# Directions
Please write out all of the records below exactly as they appear.

(Stored entries)
= Beginning of Section =

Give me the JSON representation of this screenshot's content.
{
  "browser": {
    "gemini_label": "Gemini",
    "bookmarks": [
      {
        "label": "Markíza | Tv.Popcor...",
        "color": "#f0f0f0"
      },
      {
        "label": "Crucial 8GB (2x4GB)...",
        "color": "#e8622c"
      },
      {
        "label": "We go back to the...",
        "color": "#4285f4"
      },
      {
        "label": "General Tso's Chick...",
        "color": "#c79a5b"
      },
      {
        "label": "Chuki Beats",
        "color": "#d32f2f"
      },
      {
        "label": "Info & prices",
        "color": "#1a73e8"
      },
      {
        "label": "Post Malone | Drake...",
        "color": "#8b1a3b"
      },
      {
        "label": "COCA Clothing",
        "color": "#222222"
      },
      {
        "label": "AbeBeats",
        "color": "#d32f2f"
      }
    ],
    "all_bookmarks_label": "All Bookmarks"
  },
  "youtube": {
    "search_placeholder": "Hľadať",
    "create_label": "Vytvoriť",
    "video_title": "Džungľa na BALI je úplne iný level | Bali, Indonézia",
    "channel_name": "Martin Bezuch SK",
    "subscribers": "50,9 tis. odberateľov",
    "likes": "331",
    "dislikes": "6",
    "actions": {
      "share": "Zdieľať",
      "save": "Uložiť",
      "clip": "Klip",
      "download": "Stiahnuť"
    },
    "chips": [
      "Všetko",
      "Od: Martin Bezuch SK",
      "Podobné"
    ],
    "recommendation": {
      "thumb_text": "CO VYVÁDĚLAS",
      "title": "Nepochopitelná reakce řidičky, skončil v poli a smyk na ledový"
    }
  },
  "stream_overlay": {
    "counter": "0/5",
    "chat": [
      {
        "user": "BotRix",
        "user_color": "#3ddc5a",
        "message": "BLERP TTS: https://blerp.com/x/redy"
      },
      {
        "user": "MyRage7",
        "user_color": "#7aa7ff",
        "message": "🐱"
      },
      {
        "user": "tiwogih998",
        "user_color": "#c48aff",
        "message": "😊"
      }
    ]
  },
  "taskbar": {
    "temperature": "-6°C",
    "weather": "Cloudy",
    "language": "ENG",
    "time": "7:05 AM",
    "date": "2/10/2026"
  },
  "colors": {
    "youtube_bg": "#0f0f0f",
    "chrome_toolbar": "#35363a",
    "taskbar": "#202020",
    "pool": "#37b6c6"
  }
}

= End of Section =

# Task response
Give me the JSON representation of this screenshot's content.
{
  "browser": {
    "gemini_label": "Gemini",
    "bookmarks": [
      {
        "label": "Markíza | Tv.Popcor...",
        "color": "#f0f0f0"
      },
      {
        "label": "Crucial 8GB (2x4GB)...",
        "color": "#e8622c"
      },
      {
        "label": "We go back to the...",
        "color": "#4285f4"
      },
      {
        "label": "General Tso's Chick...",
        "color": "#c79a5b"
      },
      {
        "label": "Chuki Beats",
        "color": "#d32f2f"
      },
      {
        "label": "Info & prices",
        "color": "#1a73e8"
      },
      {
        "label": "Post Malone | Drake...",
        "color": "#8b1a3b"
      },
      {
        "label": "COCA Clothing",
        "color": "#222222"
      },
      {
        "label": "AbeBeats",
        "color": "#d32f2f"
      }
    ],
    "all_bookmarks_label": "All Bookmarks"
  },
  "youtube": {
    "search_placeholder": "Hľadať",
    "create_label": "Vytvoriť",
    "video_title": "Džungľa na BALI je úplne iný level | Bali, Indonézia",
    "channel_name": "Martin Bezuch SK",
    "subscribers": "50,9 tis. odberateľov",
    "likes": "331",
    "dislikes": "6",
    "actions": {
      "share": "Zdieľať",
      "save": "Uložiť",
      "clip": "Klip",
      "download": "Stiahnuť"
    },
    "chips": [
      "Všetko",
      "Od: Martin Bezuch SK",
      "Podobné"
    ],
    "recommendation": {
      "thumb_text": "CO VYVÁDĚLAS",
      "title": "Nepochopitelná reakce řidičky, skončil v poli a smyk na ledový"
    }
  },
  "stream_overlay": {
    "counter": "0/5",
    "chat": [
      {
        "user": "BotRix",
        "user_color": "#3ddc5a",
        "message": "BLERP TTS: https://blerp.com/x/redy"
      },
      {
        "user": "MyRage7",
        "user_color": "#7aa7ff",
        "message": "🐱"
      },
      {
        "user": "tiwogih998",
        "user_color": "#c48aff",
        "message": "😊"
      }
    ]
  },
  "taskbar": {
    "temperature": "-6°C",
    "weather": "Cloudy",
    "language": "ENG",
    "time": "7:05 AM",
    "date": "2/10/2026"
  },
  "colors": {
    "youtube_bg": "#0f0f0f",
    "chrome_toolbar": "#35363a",
    "taskbar": "#202020",
    "pool": "#37b6c6"
  }
}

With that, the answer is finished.